Anywhere the string "icon" shows up in the listing below, copy the line it is in.

*** Begin section ***

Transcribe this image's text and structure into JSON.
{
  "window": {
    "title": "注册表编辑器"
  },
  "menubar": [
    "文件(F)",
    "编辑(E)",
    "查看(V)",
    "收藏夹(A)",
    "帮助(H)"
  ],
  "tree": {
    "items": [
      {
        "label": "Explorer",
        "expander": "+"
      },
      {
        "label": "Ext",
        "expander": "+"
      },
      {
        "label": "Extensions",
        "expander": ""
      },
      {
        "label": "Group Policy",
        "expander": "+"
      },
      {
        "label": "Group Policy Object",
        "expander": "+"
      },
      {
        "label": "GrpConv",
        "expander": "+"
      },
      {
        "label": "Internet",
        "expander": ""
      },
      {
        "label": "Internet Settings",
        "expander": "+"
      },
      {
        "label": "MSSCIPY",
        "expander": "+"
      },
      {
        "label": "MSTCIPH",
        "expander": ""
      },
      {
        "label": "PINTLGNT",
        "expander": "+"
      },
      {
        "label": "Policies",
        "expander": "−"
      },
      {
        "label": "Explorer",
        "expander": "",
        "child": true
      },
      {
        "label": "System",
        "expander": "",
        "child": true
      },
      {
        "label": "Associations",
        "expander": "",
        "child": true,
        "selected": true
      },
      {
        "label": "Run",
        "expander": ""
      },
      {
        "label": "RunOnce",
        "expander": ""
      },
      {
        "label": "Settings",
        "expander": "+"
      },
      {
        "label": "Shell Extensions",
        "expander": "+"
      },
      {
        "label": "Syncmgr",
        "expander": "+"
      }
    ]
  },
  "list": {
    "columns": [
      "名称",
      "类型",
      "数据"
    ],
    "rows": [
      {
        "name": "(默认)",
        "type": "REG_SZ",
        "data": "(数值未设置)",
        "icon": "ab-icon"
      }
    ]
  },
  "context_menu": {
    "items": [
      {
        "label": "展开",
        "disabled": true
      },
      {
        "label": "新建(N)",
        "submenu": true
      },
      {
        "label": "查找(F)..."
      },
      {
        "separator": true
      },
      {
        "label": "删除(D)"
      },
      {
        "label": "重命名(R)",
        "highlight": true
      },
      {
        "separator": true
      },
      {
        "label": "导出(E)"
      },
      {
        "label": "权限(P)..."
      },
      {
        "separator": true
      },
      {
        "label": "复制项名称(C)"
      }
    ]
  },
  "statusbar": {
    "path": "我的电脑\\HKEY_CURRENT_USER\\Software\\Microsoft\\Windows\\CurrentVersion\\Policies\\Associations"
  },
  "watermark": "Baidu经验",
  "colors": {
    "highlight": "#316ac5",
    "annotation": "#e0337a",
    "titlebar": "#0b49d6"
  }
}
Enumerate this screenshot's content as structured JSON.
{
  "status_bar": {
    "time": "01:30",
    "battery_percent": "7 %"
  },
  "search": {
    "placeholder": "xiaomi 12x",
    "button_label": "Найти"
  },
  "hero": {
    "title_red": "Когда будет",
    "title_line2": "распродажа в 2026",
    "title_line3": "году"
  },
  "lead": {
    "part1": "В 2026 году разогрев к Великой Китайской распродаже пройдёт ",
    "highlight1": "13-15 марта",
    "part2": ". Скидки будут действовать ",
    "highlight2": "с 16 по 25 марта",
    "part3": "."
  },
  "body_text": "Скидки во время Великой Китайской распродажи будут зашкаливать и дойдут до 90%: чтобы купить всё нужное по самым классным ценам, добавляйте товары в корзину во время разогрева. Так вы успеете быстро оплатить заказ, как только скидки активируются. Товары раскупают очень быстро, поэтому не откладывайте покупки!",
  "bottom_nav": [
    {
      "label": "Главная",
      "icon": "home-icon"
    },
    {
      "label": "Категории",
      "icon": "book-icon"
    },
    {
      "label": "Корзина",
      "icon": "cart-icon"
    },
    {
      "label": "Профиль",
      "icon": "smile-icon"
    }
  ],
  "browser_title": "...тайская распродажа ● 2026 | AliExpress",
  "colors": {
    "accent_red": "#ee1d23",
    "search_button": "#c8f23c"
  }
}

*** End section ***

RESPONSE BELOW:
        "icon": "ab-icon"
      "icon": "home-icon"
      "icon": "book-icon"
      "icon": "cart-icon"
      "icon": "smile-icon"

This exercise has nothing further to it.